((

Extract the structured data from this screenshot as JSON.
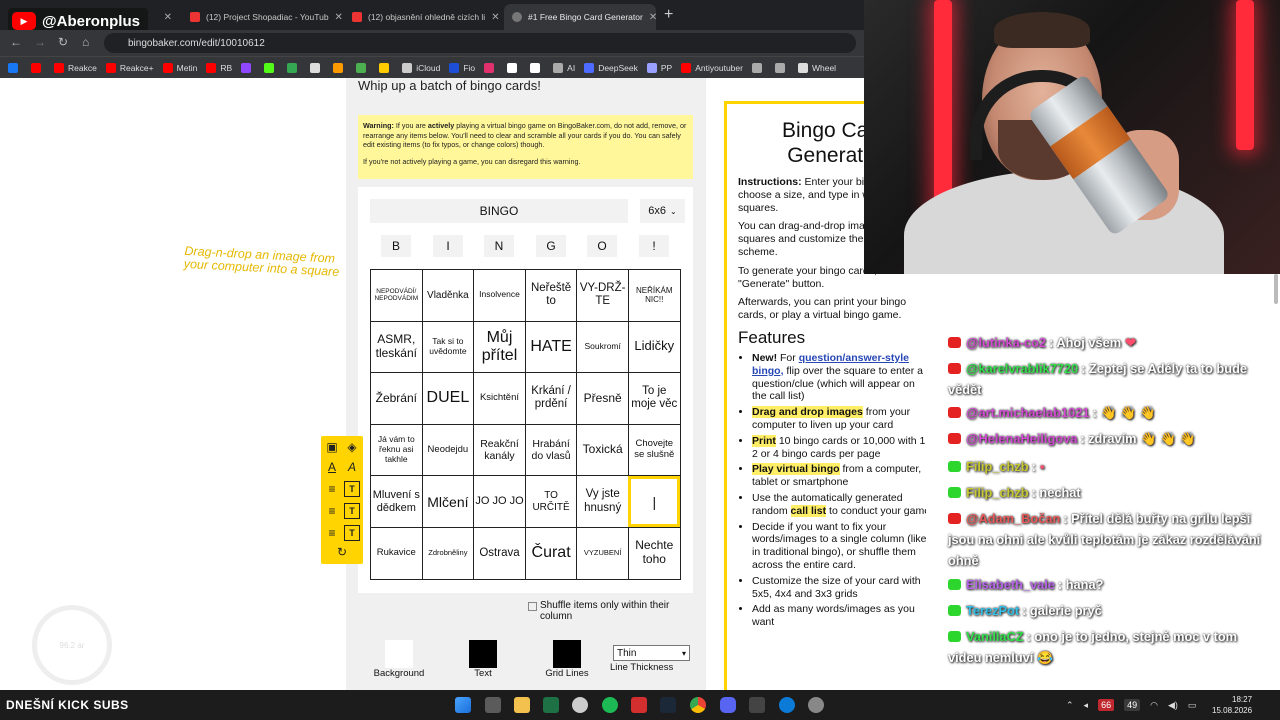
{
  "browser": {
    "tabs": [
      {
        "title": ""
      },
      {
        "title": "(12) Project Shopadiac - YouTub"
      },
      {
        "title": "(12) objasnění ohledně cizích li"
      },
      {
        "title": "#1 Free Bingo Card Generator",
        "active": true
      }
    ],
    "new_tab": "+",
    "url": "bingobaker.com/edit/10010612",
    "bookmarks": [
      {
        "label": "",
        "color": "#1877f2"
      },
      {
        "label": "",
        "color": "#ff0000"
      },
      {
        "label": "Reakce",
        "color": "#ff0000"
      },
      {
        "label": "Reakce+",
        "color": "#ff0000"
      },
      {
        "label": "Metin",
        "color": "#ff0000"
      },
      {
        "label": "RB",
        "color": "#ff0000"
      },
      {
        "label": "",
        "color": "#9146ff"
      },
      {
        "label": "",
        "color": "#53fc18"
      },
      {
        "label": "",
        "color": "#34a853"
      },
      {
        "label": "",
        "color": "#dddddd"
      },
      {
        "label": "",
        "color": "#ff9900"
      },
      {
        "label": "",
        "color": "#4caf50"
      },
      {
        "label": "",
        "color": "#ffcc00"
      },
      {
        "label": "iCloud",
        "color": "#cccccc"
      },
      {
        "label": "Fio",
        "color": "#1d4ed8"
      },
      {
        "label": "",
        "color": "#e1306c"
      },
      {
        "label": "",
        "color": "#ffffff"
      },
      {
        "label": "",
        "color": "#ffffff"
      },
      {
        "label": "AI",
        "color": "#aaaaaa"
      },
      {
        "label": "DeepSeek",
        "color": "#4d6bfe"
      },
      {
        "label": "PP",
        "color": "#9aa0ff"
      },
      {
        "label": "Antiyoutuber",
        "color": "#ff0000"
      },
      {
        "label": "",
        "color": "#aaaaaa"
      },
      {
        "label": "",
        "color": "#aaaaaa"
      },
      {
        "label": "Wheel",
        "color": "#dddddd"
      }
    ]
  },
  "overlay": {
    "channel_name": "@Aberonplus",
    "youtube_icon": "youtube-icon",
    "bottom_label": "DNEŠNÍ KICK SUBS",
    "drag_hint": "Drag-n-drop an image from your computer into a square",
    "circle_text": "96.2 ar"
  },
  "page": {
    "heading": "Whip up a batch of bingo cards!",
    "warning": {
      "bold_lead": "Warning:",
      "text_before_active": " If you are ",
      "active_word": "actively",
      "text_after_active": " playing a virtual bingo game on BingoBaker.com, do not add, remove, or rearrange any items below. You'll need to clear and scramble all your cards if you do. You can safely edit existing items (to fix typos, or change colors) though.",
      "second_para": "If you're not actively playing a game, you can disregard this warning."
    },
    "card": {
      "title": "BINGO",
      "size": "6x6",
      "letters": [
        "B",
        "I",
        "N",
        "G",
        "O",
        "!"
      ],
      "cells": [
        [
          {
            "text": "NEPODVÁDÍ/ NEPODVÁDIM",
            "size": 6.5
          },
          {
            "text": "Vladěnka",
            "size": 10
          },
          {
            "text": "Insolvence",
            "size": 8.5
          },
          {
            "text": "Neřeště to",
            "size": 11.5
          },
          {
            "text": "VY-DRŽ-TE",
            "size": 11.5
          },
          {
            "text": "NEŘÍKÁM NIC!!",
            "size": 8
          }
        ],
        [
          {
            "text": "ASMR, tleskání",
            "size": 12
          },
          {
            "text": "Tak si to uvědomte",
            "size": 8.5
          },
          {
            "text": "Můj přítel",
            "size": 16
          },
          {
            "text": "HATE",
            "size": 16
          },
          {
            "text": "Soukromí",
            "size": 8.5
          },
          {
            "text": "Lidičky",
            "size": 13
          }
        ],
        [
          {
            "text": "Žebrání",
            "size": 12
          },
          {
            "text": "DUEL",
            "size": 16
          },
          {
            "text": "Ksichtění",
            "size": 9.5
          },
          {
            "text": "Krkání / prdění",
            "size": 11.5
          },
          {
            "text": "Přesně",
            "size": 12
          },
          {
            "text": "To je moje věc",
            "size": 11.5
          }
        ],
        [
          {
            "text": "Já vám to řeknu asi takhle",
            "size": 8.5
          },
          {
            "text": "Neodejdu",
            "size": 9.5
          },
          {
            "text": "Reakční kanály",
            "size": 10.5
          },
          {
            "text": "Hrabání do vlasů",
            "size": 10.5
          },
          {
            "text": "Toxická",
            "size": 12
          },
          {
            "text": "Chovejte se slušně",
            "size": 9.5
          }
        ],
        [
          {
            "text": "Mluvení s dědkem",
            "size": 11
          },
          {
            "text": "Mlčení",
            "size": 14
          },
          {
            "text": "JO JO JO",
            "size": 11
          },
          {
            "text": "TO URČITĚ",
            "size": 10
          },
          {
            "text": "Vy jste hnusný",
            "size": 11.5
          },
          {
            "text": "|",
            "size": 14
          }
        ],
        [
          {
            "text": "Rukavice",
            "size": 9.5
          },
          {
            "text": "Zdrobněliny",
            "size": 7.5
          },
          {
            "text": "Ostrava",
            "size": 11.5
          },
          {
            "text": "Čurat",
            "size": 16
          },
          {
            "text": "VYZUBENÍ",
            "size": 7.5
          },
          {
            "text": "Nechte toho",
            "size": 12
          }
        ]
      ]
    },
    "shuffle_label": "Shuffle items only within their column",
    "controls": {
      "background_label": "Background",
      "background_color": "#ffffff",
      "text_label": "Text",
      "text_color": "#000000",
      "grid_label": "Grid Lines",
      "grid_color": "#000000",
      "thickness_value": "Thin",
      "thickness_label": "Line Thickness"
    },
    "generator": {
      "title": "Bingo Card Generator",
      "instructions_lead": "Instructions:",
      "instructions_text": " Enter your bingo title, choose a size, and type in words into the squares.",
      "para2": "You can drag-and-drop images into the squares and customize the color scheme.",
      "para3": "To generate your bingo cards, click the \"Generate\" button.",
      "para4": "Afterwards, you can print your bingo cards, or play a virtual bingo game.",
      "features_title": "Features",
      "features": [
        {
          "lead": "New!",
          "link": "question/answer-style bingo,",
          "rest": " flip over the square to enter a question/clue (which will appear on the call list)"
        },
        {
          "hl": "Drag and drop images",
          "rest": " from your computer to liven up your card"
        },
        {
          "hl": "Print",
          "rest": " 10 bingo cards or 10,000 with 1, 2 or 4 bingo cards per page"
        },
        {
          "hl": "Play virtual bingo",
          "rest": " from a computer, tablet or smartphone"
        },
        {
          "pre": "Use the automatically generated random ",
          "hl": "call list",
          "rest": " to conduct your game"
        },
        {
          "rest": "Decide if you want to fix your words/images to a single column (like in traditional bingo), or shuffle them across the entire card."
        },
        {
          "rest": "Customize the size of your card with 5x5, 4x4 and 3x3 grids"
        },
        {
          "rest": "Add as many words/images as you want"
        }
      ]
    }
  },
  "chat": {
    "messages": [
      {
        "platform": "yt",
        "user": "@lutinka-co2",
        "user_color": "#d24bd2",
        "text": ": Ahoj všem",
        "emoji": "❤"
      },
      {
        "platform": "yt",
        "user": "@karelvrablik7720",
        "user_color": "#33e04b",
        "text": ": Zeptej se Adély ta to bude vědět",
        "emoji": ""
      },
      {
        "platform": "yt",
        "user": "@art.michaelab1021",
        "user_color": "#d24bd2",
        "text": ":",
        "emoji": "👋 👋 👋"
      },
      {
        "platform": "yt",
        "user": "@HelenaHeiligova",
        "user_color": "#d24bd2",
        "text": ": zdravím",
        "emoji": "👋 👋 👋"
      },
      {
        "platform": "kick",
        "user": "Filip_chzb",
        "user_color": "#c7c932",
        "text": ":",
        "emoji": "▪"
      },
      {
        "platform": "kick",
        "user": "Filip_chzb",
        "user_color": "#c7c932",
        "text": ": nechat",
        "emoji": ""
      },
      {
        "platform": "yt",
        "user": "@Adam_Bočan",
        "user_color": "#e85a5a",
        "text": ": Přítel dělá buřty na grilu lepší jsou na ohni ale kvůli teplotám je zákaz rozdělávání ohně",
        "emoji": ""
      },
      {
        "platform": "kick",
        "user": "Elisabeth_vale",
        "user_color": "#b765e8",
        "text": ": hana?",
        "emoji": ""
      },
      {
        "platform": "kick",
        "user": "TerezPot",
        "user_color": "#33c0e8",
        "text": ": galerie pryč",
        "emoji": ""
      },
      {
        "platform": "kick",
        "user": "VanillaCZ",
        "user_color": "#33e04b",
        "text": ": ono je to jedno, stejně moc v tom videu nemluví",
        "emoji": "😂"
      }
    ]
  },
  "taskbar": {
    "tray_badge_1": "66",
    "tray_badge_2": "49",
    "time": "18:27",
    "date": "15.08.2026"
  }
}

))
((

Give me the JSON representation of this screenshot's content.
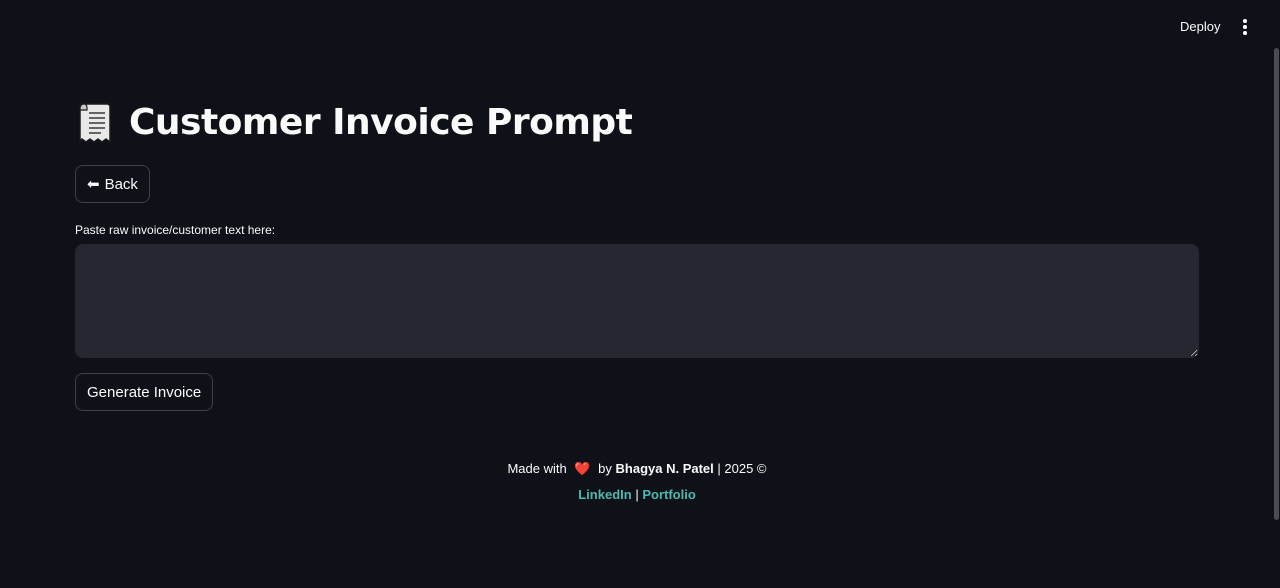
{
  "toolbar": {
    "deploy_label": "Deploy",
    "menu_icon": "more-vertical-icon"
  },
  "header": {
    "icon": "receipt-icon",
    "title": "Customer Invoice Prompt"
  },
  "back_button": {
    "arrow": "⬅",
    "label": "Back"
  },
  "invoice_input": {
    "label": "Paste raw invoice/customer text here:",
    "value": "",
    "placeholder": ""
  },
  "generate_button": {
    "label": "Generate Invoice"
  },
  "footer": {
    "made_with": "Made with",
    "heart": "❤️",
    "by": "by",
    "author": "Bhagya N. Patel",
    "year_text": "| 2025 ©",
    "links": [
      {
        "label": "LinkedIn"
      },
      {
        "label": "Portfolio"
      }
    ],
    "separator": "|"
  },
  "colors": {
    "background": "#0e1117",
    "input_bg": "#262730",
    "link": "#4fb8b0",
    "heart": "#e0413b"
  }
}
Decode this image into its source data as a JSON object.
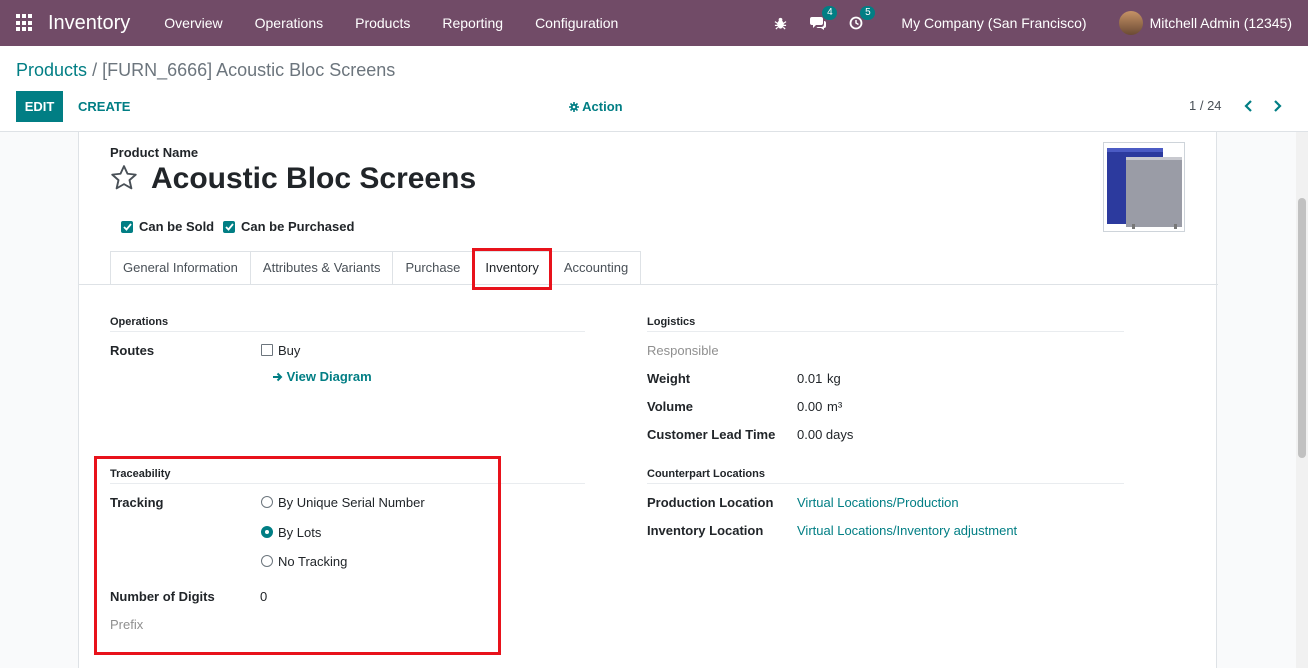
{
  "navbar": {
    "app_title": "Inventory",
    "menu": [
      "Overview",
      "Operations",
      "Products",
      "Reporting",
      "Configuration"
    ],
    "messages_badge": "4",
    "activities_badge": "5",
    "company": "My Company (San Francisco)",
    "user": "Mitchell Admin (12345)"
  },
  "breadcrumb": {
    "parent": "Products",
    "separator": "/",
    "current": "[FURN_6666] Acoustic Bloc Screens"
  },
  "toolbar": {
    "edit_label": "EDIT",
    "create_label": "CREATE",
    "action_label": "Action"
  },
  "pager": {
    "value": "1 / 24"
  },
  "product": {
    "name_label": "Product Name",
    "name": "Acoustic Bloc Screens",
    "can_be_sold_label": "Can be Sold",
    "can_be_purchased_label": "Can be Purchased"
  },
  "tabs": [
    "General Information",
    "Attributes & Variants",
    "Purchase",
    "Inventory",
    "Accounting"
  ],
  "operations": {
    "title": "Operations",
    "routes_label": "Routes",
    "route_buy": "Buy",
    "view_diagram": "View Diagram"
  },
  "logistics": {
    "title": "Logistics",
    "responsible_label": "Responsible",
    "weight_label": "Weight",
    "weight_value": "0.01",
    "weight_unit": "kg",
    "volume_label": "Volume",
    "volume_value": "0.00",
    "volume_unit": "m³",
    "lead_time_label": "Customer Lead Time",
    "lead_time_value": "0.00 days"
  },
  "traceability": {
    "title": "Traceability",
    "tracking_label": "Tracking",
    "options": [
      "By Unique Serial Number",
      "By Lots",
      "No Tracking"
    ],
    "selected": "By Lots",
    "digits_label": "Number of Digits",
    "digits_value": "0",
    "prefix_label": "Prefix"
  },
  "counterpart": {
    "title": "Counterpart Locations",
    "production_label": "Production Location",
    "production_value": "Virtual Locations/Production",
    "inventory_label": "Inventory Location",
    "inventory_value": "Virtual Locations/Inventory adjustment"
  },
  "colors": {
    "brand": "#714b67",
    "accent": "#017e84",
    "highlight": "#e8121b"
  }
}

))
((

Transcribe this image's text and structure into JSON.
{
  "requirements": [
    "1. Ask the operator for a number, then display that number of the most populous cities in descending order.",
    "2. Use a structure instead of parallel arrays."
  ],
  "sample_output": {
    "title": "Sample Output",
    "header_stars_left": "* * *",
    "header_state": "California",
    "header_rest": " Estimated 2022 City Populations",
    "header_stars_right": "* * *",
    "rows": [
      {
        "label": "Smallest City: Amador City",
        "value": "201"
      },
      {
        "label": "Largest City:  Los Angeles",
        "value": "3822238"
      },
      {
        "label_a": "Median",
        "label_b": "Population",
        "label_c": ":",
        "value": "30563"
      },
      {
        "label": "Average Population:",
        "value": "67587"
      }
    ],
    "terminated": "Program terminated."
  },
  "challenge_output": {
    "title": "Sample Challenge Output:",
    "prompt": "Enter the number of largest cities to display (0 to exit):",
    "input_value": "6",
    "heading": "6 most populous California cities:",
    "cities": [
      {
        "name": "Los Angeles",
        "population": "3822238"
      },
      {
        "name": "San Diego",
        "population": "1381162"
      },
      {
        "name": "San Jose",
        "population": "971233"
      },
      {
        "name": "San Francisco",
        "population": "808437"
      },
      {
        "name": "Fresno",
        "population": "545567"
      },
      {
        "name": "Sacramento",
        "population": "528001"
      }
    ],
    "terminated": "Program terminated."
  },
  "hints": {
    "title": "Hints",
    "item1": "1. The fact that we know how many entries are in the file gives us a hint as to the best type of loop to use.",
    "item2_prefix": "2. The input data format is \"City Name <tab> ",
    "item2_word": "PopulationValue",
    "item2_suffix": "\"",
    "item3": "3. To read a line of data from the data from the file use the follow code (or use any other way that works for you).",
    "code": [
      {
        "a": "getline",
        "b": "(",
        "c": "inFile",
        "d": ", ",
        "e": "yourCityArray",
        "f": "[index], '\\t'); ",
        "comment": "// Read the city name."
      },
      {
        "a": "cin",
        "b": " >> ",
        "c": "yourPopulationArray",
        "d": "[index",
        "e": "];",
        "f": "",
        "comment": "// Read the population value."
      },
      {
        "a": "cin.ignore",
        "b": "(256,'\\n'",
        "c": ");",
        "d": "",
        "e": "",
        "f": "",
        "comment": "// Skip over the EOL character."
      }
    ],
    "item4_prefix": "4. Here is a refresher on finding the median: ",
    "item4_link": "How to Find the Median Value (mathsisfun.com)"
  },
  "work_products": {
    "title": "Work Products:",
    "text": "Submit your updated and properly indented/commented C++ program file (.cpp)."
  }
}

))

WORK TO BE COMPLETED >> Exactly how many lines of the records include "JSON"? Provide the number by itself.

RESPONSE TO THIS TASK >> 4